## PROMPT
Work out how many lines in the data that follows contain "mode". Write nothing but the number.

Excerpts from a dataset:
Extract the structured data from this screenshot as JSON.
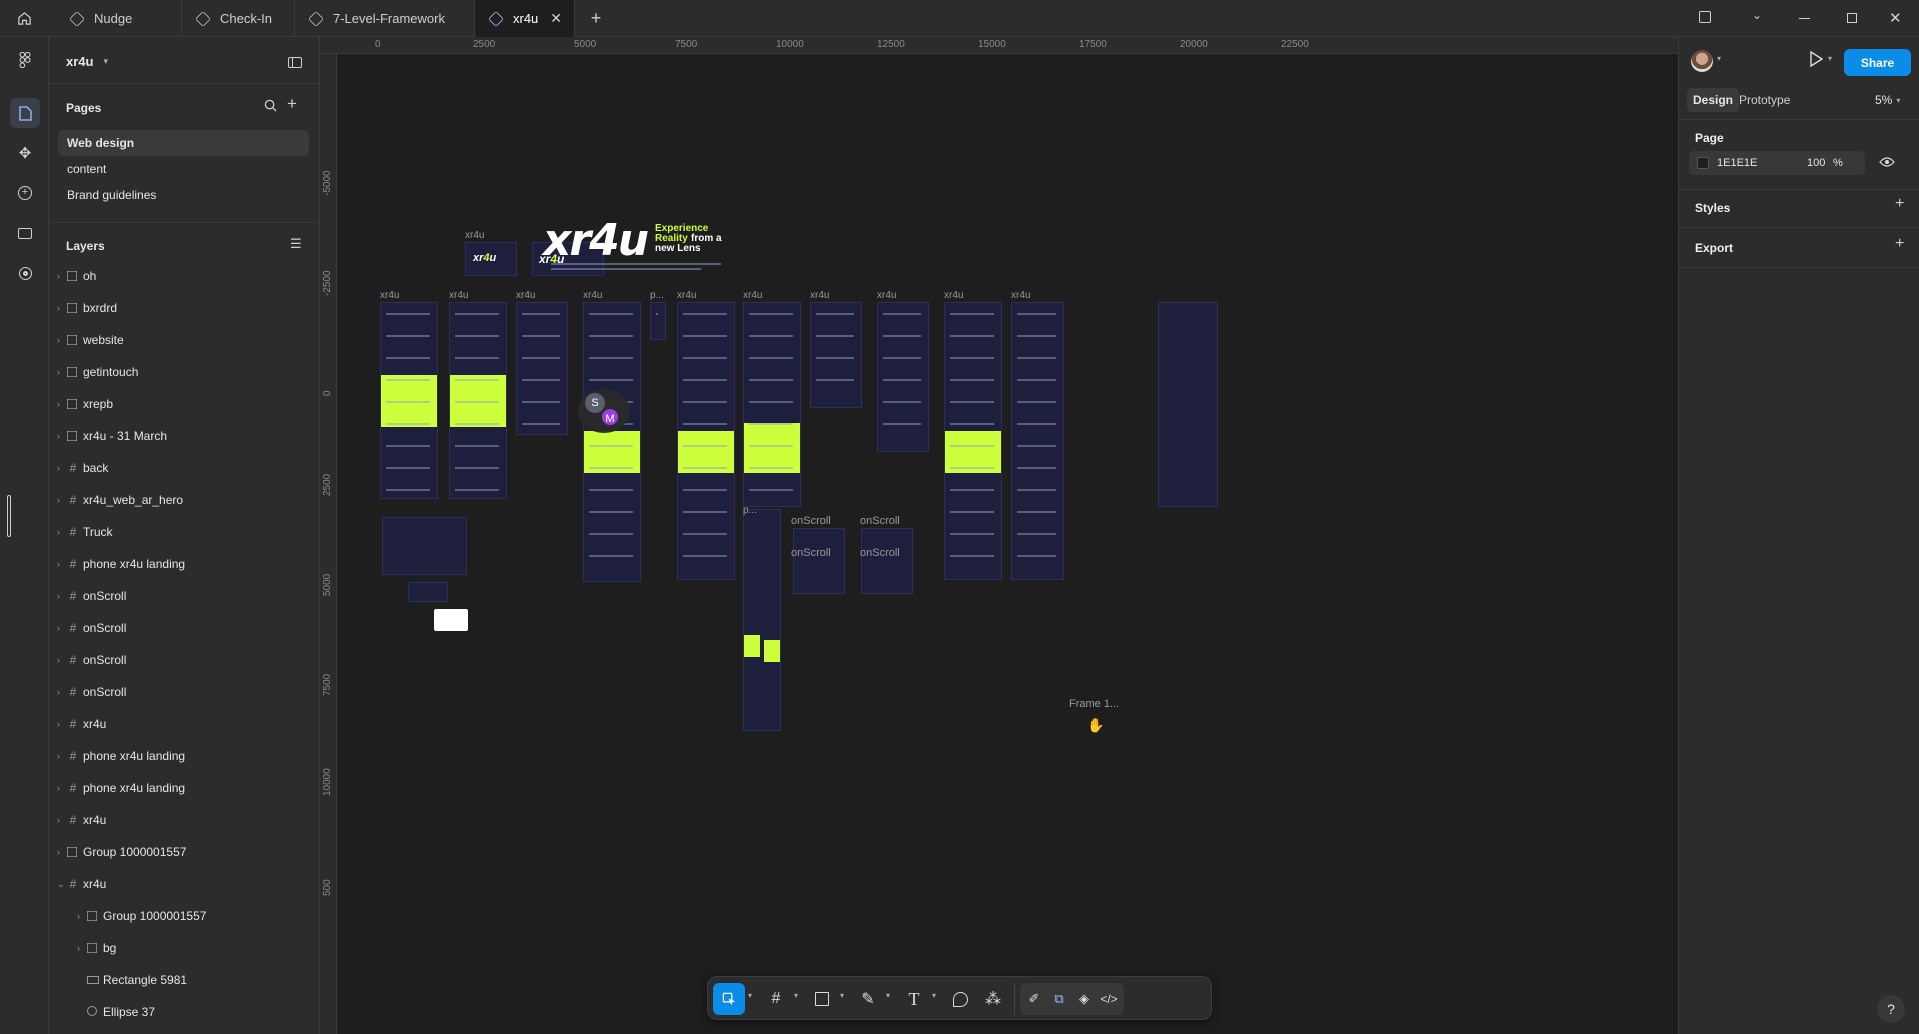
{
  "tabs": [
    {
      "label": "Nudge"
    },
    {
      "label": "Check-In"
    },
    {
      "label": "7-Level-Framework"
    },
    {
      "label": "xr4u",
      "active": true
    }
  ],
  "file": {
    "name": "xr4u"
  },
  "pages": {
    "title": "Pages",
    "items": [
      "Web design",
      "content",
      "Brand guidelines"
    ],
    "selected": "Web design"
  },
  "layers": {
    "title": "Layers",
    "items": [
      {
        "name": "oh",
        "icon": "group-icon"
      },
      {
        "name": "bxrdrd",
        "icon": "group-icon"
      },
      {
        "name": "website",
        "icon": "group-icon"
      },
      {
        "name": "getintouch",
        "icon": "group-icon"
      },
      {
        "name": "xrepb",
        "icon": "group-icon"
      },
      {
        "name": "xr4u - 31 March",
        "icon": "group-icon"
      },
      {
        "name": "back",
        "icon": "frame-icon"
      },
      {
        "name": "xr4u_web_ar_hero",
        "icon": "frame-icon"
      },
      {
        "name": "Truck",
        "icon": "frame-icon"
      },
      {
        "name": "phone xr4u landing",
        "icon": "frame-icon"
      },
      {
        "name": "onScroll",
        "icon": "frame-icon"
      },
      {
        "name": "onScroll",
        "icon": "frame-icon"
      },
      {
        "name": "onScroll",
        "icon": "frame-icon"
      },
      {
        "name": "onScroll",
        "icon": "frame-icon"
      },
      {
        "name": "xr4u",
        "icon": "frame-icon"
      },
      {
        "name": "phone xr4u landing",
        "icon": "frame-icon"
      },
      {
        "name": "phone xr4u landing",
        "icon": "frame-icon"
      },
      {
        "name": "xr4u",
        "icon": "frame-icon"
      },
      {
        "name": "Group 1000001557",
        "icon": "group-icon"
      },
      {
        "name": "xr4u",
        "icon": "frame-icon",
        "expanded": true
      },
      {
        "name": "Group 1000001557",
        "icon": "group-icon",
        "child": true
      },
      {
        "name": "bg",
        "icon": "group-icon",
        "child": true
      },
      {
        "name": "Rectangle 5981",
        "icon": "rectangle-icon",
        "child": true
      },
      {
        "name": "Ellipse 37",
        "icon": "ellipse-icon",
        "child": true
      }
    ]
  },
  "ruler": {
    "top": [
      "0",
      "2500",
      "5000",
      "7500",
      "10000",
      "12500",
      "15000",
      "17500",
      "20000",
      "22500"
    ],
    "left": [
      "-5000",
      "-2500",
      "0",
      "2500",
      "5000",
      "7500",
      "10000",
      "500"
    ]
  },
  "canvas": {
    "labels": {
      "xr4u": "xr4u",
      "p": "p...",
      "onScroll": "onScroll",
      "frame": "Frame 1..."
    },
    "hero": {
      "logo": "xr4u",
      "tagline_1": "Experience",
      "tagline_2": "Reality",
      "tagline_3": "from a",
      "tagline_4": "new Lens"
    },
    "avatars": [
      "S",
      "M"
    ]
  },
  "toolbar": {
    "tools": [
      "move-tool",
      "frame-tool",
      "shape-tool",
      "pen-tool",
      "text-tool",
      "comment-tool",
      "actions-tool",
      "draw-mode",
      "design-mode",
      "dev-mode-toggle",
      "code-tool"
    ]
  },
  "right_panel": {
    "share_label": "Share",
    "tab_design": "Design",
    "tab_prototype": "Prototype",
    "zoom": "5%",
    "page_section": "Page",
    "bg_color_hex": "1E1E1E",
    "bg_opacity": "100",
    "percent_sign": "%",
    "styles_section": "Styles",
    "export_section": "Export"
  },
  "help_label": "?",
  "colors": {
    "accent": "#0c8ce9",
    "lime": "#cdff3a",
    "frame_bg": "#1d1f3d",
    "avatar_s": "#5a5f6e",
    "avatar_m": "#9b3fe0"
  }
}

## THE ANSWER
3